Is it 100% safe for a solo female to thru hike? Not necessarily. There are inherent risks. But there are risks for men too, which get swept aside in the name of bravery. There are also risks every time you get into a machine that speeds 60 miles per hour down a freeway. Of the nearly 180 days I spent on the Appalachian Trail I felt scared, really scared, about 5 times. Honestly, you probably won’t even be alone for very long unless you want to be. The people you do click with will become your best friends. Despite starting alone, I met wonderful people and I mixed my time between company and solitude. There are steps you can take to be responsible and lessen the dangers you may face. Do your homework, leave no trace, trust your gut. Be responsible, but for the love of the wild, go.
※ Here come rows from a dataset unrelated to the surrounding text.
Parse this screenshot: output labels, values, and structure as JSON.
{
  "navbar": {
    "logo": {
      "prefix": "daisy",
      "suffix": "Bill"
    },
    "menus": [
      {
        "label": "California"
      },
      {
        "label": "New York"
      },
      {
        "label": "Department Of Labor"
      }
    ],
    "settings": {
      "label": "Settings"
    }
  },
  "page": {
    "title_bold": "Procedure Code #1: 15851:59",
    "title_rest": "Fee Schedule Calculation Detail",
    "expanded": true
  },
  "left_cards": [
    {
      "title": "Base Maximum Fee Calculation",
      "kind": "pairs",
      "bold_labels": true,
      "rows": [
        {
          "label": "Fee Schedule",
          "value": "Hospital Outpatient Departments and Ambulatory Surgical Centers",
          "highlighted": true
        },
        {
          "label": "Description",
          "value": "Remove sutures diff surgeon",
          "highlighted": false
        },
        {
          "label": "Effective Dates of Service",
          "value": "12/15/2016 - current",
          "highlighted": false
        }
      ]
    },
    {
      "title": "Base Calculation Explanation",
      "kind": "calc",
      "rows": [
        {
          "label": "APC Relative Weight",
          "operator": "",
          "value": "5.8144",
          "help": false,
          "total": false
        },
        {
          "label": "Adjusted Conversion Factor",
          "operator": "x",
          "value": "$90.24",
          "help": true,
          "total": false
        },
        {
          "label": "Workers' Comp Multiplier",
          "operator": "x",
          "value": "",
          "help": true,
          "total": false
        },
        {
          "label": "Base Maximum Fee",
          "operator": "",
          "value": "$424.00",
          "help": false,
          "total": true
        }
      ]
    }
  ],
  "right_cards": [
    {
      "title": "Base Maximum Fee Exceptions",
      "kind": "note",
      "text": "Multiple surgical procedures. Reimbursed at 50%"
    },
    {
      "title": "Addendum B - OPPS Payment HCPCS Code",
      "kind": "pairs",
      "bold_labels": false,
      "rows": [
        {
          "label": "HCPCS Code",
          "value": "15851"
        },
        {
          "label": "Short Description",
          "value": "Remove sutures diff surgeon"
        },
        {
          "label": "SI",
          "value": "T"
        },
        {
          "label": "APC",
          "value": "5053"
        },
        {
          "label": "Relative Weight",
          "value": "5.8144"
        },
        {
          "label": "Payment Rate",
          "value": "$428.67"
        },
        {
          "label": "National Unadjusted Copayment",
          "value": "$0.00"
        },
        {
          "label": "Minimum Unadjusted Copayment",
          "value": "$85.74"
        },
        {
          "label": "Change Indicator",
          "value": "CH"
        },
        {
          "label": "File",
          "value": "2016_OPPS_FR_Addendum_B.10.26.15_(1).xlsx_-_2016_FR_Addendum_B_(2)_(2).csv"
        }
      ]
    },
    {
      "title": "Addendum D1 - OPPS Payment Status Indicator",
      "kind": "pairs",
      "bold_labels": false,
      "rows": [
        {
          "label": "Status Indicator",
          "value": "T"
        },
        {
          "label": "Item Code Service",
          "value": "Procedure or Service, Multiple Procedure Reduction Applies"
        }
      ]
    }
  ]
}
Clear and blinking over the forest, the stars are in the sky right now. Hike out there and see them for yourself. Let them humble you, let them change you. Let them teach you to trust yourself. Hike alone at night and realize that there isn’t and maybe there never was, anything to be afraid of.
Where to Start:
There are many amazing resources and blogs out there to help you get started with the logistics of thru hiking.
The Appalachian Trail Conservancy is your first stop for all things AT planning related with excellent, up to date advice and insight.
Mountains With Megan Covers lots of topics about thru hiking as a kick ass lady
If you aren’t already watching Dixie’s Youtube channel start RIGHT NOW. From zero to Triple Crown, she is a true inspiration and breaks down all the questions you are afraid to ask.
Be careful in forums and facebook groups, advice is at worst dangerous and at best subjective. Take advice from people you know and trust and have extensive personal experience.